**ASSIGNMENT**
Every line of the records that contains "Pauschalspesen" should be tallied, and only the resulting number returned.

[WORKING DATA — start]

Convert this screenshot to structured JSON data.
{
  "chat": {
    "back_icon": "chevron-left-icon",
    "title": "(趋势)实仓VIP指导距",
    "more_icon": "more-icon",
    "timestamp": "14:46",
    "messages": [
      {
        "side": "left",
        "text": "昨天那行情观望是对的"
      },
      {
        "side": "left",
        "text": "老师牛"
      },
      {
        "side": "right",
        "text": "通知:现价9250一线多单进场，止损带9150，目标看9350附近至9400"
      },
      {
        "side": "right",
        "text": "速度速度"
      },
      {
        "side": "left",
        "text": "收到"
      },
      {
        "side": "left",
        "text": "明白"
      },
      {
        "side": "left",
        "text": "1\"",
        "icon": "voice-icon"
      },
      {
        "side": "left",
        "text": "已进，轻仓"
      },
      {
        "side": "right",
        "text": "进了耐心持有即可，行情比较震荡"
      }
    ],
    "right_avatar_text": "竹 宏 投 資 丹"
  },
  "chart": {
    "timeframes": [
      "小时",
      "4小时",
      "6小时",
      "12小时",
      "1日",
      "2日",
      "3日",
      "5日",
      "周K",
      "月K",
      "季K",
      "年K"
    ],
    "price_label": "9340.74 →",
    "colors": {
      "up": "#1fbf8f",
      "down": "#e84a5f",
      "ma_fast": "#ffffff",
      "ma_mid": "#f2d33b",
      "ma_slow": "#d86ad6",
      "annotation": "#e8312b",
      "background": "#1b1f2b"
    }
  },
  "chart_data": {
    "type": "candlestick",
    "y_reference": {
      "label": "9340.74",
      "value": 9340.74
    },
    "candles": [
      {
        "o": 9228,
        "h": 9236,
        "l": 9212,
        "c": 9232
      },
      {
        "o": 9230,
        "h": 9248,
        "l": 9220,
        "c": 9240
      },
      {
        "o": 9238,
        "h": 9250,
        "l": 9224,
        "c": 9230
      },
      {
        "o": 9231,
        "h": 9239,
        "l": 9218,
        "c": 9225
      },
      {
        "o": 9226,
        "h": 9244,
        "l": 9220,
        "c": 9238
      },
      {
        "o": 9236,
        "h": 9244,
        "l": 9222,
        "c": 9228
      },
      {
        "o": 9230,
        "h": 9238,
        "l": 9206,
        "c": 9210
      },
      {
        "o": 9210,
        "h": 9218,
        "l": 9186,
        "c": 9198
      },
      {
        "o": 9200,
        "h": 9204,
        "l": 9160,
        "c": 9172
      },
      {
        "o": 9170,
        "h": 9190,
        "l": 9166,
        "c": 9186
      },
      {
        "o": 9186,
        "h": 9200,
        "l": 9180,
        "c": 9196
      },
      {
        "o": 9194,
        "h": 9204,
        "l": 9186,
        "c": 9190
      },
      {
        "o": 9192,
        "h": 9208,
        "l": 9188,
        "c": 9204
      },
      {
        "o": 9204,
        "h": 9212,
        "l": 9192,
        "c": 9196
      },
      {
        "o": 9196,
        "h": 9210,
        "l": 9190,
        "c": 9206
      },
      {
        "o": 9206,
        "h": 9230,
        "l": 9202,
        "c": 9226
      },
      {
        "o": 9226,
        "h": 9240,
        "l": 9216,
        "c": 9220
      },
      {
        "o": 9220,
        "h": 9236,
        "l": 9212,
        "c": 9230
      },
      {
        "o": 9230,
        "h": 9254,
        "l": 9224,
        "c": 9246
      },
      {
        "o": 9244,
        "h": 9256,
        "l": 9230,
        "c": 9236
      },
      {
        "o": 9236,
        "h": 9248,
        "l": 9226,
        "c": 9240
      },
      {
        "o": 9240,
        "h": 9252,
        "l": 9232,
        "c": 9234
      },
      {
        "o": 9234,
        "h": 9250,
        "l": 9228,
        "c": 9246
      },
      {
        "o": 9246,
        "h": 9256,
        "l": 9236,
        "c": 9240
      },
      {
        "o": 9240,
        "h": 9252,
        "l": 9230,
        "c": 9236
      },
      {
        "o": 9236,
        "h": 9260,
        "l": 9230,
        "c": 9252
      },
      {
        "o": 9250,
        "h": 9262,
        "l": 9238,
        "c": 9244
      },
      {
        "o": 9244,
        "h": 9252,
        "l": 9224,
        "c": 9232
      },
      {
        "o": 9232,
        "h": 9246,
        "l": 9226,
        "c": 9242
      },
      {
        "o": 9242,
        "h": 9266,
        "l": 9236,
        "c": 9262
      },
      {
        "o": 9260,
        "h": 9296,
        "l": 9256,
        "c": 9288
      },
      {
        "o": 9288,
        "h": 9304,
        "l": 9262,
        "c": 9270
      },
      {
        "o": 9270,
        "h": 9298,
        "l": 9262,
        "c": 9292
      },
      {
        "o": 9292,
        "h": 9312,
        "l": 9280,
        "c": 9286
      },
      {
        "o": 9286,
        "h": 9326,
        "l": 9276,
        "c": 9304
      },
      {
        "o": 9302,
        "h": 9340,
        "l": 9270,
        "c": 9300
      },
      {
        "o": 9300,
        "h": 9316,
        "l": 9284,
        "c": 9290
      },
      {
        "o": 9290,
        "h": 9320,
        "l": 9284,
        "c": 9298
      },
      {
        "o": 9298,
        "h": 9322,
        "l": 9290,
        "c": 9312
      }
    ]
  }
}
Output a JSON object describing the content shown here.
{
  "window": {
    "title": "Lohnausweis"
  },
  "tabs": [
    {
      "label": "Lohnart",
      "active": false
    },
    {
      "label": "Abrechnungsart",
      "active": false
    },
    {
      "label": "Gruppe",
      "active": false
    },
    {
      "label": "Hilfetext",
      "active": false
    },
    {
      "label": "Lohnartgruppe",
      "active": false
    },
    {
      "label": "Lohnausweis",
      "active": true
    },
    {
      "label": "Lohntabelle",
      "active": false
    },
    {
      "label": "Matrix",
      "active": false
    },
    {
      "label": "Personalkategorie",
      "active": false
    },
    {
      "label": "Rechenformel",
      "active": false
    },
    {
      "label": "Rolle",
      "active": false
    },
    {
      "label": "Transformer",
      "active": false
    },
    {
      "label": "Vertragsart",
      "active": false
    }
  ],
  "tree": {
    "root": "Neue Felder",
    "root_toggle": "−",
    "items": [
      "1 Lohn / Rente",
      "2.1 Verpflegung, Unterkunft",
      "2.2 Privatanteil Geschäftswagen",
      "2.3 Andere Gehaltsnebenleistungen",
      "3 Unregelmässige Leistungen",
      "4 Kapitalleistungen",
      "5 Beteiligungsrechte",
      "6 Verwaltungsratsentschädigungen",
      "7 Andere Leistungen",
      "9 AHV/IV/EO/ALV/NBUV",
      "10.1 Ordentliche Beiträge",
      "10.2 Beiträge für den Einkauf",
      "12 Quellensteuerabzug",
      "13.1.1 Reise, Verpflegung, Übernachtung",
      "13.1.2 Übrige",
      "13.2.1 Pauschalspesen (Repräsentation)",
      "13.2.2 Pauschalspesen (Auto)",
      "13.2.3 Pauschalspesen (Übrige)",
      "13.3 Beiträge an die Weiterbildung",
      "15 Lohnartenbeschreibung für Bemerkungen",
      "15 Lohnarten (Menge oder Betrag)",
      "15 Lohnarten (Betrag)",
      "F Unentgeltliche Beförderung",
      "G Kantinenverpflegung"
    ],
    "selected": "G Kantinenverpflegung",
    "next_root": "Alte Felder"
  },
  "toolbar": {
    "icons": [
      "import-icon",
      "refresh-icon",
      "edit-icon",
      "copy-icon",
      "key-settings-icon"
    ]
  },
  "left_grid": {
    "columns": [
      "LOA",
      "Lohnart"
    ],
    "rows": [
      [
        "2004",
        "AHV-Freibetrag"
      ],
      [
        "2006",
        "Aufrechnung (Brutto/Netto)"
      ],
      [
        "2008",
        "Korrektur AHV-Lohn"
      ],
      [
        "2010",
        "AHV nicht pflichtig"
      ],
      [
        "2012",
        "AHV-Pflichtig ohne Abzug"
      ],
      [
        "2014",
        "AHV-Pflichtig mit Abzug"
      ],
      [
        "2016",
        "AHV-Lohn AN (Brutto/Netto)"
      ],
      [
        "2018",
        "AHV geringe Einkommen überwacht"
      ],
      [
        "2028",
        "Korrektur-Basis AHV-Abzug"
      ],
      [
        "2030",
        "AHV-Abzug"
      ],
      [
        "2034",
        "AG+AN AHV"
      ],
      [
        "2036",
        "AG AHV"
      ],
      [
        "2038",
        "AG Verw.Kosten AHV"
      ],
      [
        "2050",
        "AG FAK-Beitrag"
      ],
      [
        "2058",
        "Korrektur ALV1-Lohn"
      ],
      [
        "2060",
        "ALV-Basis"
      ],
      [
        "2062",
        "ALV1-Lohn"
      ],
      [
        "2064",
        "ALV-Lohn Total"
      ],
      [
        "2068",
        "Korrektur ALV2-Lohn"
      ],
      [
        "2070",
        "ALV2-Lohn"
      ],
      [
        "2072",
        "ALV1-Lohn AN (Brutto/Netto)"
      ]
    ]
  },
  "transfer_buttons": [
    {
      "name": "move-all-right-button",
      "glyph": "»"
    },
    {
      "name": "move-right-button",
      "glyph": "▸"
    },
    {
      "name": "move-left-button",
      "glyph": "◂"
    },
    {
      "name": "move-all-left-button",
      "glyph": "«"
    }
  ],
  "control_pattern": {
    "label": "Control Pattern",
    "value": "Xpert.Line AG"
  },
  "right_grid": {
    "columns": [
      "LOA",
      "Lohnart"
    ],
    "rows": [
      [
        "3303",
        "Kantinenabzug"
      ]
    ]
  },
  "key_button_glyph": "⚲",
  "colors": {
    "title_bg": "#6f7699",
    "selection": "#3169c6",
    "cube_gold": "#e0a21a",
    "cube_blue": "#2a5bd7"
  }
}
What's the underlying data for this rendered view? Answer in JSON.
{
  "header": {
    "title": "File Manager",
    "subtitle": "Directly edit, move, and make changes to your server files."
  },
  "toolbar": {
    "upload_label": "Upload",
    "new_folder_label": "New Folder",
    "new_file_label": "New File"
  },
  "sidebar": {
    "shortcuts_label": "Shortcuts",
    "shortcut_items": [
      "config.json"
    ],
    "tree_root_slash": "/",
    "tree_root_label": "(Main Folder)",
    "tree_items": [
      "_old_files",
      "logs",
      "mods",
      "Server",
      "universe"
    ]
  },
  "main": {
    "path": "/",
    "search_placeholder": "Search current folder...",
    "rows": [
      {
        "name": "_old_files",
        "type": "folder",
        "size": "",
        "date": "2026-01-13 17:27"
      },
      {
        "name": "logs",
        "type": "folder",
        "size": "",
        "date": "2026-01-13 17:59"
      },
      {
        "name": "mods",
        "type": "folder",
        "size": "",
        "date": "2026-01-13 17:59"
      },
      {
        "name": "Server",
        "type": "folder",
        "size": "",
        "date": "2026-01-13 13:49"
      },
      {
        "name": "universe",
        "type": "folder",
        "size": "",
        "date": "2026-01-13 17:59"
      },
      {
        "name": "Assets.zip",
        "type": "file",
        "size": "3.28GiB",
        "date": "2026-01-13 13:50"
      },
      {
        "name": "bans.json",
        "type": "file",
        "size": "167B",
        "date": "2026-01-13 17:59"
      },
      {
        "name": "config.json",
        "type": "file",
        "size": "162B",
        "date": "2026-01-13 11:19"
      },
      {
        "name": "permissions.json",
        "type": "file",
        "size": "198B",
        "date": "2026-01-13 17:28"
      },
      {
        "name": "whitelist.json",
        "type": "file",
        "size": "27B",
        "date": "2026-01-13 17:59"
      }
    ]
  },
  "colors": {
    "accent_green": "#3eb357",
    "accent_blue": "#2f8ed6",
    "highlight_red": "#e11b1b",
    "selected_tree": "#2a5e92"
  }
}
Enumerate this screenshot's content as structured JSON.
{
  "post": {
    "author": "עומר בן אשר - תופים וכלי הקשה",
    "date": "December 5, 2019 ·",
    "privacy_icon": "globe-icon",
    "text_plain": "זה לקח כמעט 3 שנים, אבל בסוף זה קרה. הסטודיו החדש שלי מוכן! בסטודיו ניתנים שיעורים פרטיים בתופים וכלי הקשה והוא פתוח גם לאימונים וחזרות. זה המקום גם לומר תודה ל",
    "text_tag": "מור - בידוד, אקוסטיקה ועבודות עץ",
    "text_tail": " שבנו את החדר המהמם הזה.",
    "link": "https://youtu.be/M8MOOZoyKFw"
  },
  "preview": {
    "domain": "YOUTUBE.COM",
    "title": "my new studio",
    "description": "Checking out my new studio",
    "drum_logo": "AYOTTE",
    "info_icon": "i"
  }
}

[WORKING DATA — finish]

**ANSWER SPACE**
3